# Directions
Keep only those lines of the records that include the string "JSON".

[Items from an interface collection]
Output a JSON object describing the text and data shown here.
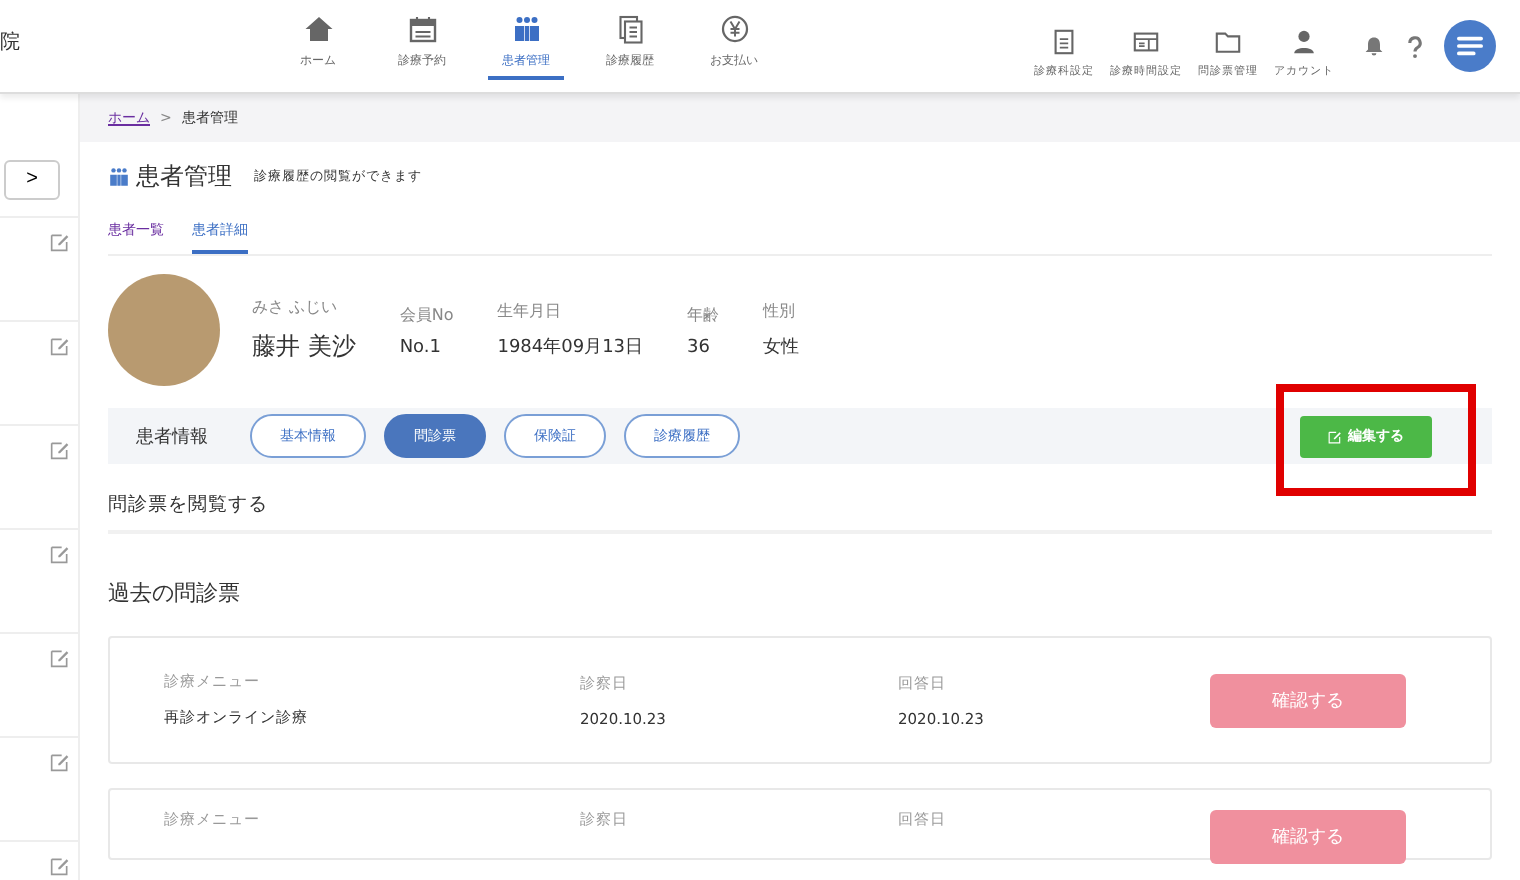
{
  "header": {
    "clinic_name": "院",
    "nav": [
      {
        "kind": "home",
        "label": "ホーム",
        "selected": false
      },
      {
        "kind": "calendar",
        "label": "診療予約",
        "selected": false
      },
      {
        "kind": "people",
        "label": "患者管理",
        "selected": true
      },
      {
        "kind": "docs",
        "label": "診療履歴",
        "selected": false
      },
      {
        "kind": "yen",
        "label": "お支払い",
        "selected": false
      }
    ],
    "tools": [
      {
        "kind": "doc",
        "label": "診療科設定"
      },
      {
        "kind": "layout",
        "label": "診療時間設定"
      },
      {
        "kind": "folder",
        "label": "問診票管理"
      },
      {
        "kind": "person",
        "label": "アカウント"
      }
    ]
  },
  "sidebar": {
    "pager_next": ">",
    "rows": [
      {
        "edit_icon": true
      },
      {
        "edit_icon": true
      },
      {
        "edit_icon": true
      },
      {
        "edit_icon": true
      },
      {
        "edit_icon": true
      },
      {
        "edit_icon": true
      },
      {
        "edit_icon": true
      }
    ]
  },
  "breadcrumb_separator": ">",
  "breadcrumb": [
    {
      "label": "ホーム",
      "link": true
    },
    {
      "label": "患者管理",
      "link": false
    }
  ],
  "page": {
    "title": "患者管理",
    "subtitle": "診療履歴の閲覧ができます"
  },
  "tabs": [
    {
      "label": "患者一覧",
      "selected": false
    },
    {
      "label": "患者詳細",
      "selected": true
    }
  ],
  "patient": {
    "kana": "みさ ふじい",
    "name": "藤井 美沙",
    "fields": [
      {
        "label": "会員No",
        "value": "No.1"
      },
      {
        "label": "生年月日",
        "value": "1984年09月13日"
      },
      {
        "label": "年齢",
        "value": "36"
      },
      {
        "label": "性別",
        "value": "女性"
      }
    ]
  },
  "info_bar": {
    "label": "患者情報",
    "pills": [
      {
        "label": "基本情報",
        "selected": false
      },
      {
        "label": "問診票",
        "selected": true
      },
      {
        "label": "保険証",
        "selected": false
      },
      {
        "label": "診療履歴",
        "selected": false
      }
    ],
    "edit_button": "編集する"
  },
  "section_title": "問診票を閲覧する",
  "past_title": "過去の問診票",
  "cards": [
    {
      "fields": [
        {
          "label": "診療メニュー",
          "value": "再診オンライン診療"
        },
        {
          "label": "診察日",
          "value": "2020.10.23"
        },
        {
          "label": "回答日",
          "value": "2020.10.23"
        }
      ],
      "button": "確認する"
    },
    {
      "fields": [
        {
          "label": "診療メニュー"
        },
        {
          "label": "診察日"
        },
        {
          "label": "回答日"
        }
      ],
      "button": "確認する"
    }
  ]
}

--

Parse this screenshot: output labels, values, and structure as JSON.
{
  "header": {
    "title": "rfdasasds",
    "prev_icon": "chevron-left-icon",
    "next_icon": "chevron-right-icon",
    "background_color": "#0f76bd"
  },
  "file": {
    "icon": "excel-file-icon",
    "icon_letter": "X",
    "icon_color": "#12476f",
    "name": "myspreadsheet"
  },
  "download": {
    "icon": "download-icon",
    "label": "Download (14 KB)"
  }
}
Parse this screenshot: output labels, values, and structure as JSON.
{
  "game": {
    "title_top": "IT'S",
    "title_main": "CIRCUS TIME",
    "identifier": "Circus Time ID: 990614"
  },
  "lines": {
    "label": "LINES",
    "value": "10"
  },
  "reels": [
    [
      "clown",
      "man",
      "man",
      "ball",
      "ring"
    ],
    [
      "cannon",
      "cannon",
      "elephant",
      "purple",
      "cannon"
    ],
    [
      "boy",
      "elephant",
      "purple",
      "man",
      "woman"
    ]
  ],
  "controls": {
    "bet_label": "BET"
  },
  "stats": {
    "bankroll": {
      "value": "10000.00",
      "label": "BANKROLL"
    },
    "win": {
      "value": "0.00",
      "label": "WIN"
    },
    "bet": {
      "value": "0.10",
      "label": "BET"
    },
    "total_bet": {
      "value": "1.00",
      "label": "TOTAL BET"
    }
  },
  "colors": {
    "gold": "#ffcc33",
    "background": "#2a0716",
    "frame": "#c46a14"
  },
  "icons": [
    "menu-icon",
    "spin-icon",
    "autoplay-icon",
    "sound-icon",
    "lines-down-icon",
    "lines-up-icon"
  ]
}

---

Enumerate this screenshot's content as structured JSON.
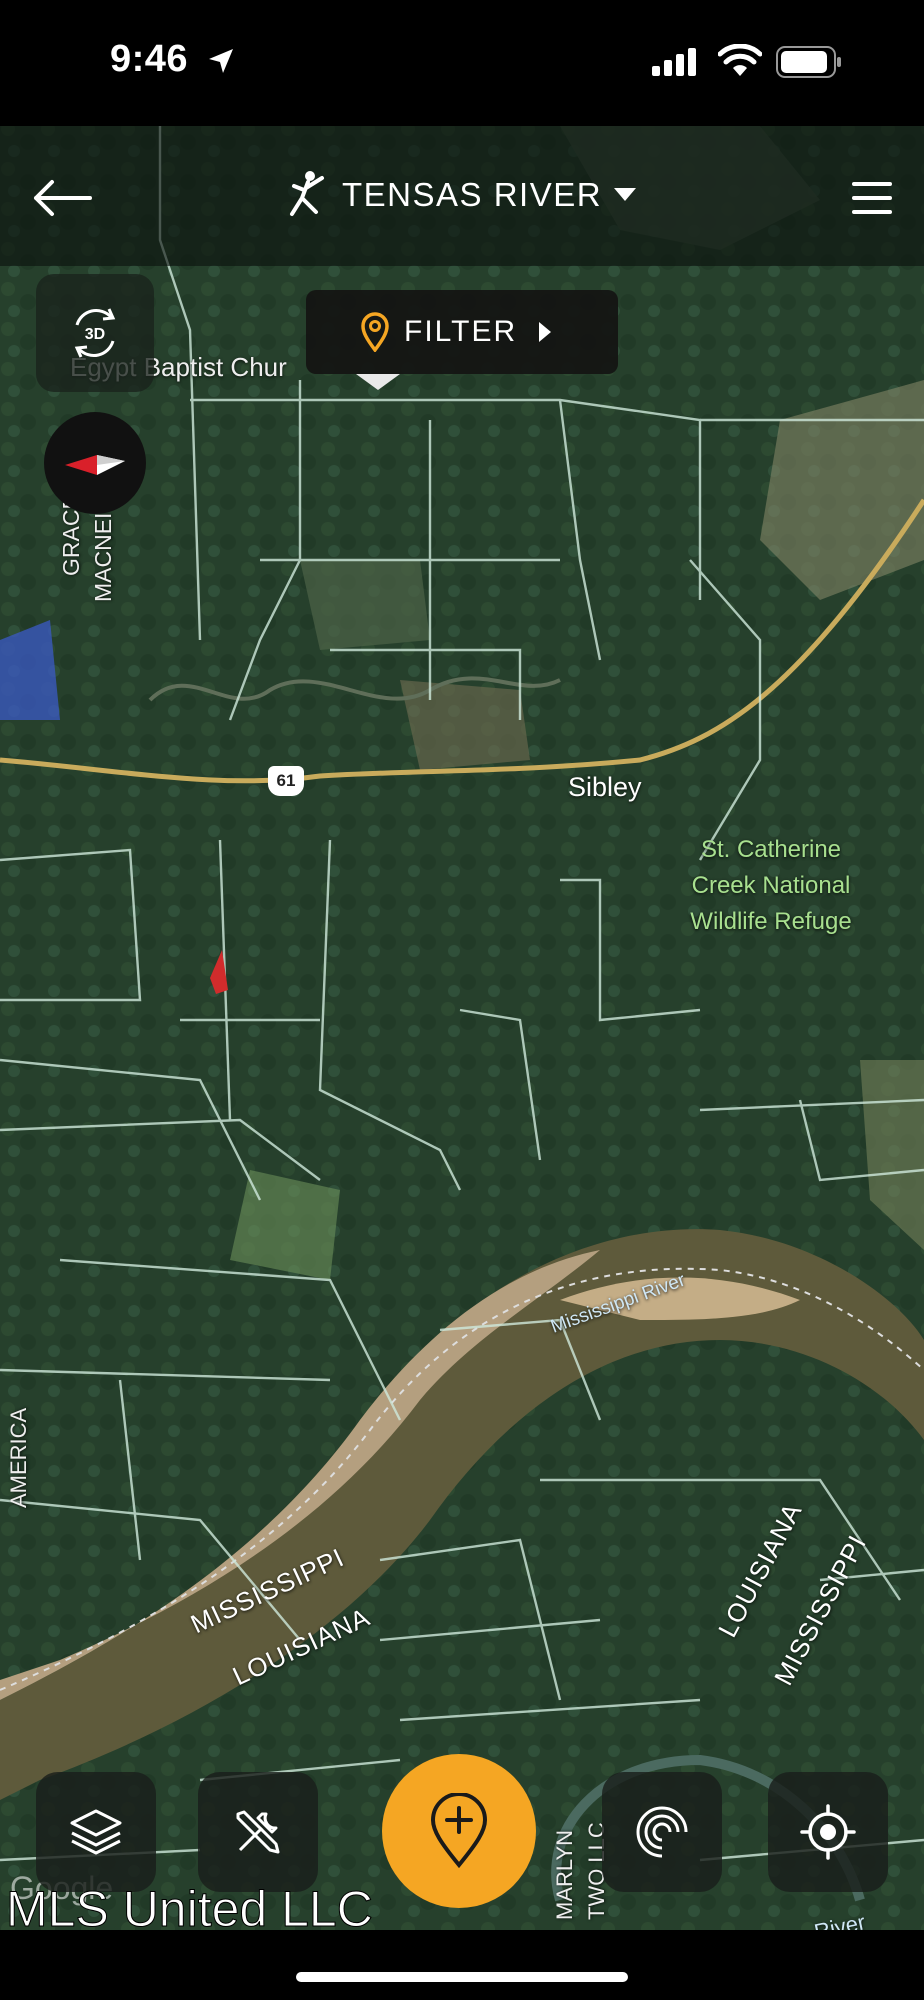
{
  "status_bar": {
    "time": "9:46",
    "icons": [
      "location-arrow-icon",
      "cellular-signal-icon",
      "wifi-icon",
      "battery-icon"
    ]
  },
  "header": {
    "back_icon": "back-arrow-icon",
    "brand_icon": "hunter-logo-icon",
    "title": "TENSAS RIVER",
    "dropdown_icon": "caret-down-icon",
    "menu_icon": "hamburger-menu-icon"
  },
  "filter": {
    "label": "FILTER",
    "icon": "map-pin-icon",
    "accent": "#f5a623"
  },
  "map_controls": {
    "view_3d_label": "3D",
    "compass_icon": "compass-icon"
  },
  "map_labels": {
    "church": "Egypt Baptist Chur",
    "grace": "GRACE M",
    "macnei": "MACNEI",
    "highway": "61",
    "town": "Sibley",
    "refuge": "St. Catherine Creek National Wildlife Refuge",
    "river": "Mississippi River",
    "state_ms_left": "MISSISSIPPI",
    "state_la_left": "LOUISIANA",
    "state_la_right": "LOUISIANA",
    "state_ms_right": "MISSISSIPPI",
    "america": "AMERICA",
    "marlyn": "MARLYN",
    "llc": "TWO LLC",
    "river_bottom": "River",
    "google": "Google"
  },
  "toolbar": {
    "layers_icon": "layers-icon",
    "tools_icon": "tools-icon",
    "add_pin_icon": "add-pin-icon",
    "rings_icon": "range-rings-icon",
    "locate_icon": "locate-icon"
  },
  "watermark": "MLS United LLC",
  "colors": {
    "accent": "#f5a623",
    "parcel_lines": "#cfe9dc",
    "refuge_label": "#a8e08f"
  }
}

# Result of the exercise
Output a JSON object describing the text and data shown here.
Parse this screenshot: output labels, values, and structure as JSON.
Parse this screenshot: output labels, values, and structure as JSON.
Enumerate this screenshot's content as structured JSON.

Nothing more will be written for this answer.